(Stored records)
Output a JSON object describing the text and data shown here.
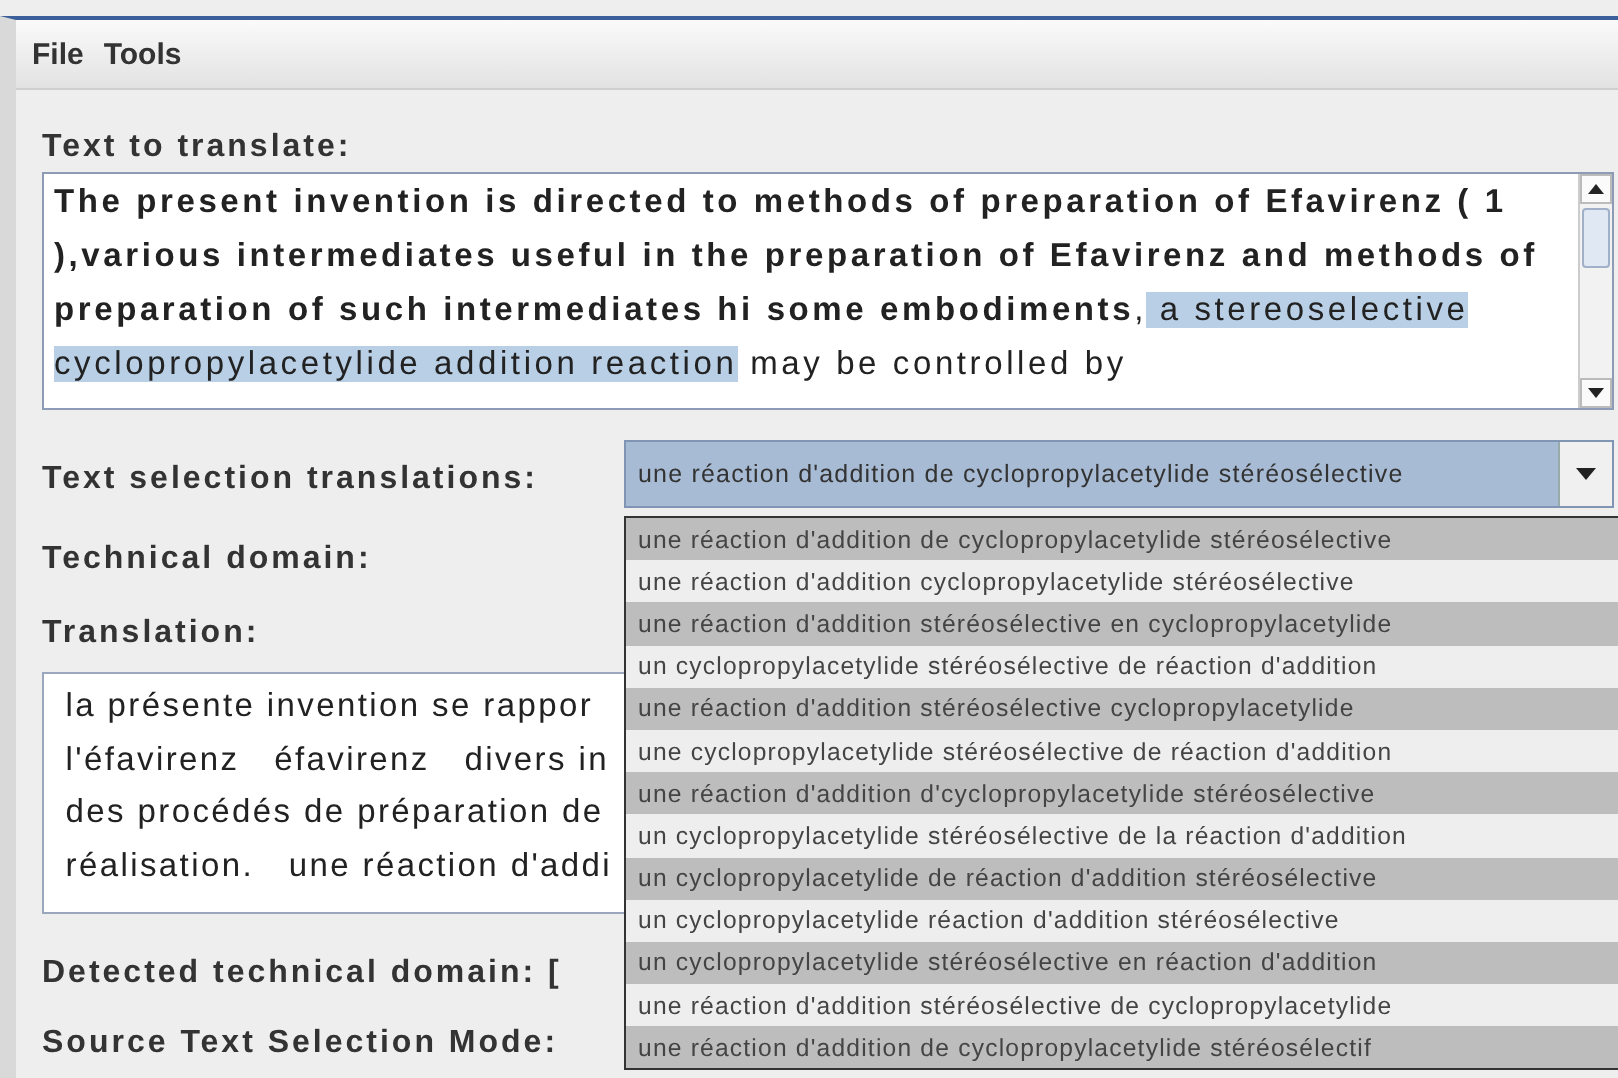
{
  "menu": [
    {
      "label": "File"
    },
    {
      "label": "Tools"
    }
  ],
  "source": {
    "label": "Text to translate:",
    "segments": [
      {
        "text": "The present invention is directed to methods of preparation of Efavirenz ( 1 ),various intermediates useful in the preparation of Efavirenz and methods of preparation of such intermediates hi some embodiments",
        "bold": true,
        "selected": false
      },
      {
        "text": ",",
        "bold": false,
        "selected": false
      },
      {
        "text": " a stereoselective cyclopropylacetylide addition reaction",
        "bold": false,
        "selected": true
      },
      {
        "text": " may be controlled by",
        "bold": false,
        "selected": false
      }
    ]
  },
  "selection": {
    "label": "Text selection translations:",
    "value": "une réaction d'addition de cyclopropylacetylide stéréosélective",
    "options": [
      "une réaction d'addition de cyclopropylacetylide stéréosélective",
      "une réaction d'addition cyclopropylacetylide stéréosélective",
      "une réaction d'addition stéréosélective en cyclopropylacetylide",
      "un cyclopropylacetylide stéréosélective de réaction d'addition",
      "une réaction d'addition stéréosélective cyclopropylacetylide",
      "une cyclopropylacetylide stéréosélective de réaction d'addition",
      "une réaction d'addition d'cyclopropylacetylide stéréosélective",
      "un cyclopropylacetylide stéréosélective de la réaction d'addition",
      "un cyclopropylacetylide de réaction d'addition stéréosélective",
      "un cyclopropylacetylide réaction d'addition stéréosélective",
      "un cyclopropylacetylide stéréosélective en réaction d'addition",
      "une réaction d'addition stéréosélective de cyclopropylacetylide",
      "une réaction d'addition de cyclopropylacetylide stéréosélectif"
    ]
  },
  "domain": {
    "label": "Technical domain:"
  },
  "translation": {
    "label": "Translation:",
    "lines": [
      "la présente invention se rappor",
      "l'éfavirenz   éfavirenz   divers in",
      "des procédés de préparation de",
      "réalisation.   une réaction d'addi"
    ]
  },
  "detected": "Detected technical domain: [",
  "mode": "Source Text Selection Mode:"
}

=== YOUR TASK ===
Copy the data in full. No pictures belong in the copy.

=== WORKED SOLUTION ===
Output a JSON object describing the text and data shown here.
{
  "menu": [
    {
      "label": "File"
    },
    {
      "label": "Tools"
    }
  ],
  "source": {
    "label": "Text to translate:",
    "segments": [
      {
        "text": "The present invention is directed to methods of preparation of Efavirenz ( 1 ),various intermediates useful in the preparation of Efavirenz and methods of preparation of such intermediates hi some embodiments",
        "bold": true,
        "selected": false
      },
      {
        "text": ",",
        "bold": false,
        "selected": false
      },
      {
        "text": " a stereoselective cyclopropylacetylide addition reaction",
        "bold": false,
        "selected": true
      },
      {
        "text": " may be controlled by",
        "bold": false,
        "selected": false
      }
    ]
  },
  "selection": {
    "label": "Text selection translations:",
    "value": "une réaction d'addition de cyclopropylacetylide stéréosélective",
    "options": [
      "une réaction d'addition de cyclopropylacetylide stéréosélective",
      "une réaction d'addition cyclopropylacetylide stéréosélective",
      "une réaction d'addition stéréosélective en cyclopropylacetylide",
      "un cyclopropylacetylide stéréosélective de réaction d'addition",
      "une réaction d'addition stéréosélective cyclopropylacetylide",
      "une cyclopropylacetylide stéréosélective de réaction d'addition",
      "une réaction d'addition d'cyclopropylacetylide stéréosélective",
      "un cyclopropylacetylide stéréosélective de la réaction d'addition",
      "un cyclopropylacetylide de réaction d'addition stéréosélective",
      "un cyclopropylacetylide réaction d'addition stéréosélective",
      "un cyclopropylacetylide stéréosélective en réaction d'addition",
      "une réaction d'addition stéréosélective de cyclopropylacetylide",
      "une réaction d'addition de cyclopropylacetylide stéréosélectif"
    ]
  },
  "domain": {
    "label": "Technical domain:"
  },
  "translation": {
    "label": "Translation:",
    "lines": [
      "la présente invention se rappor",
      "l'éfavirenz   éfavirenz   divers in",
      "des procédés de préparation de",
      "réalisation.   une réaction d'addi"
    ]
  },
  "detected": "Detected technical domain: [",
  "mode": "Source Text Selection Mode:"
}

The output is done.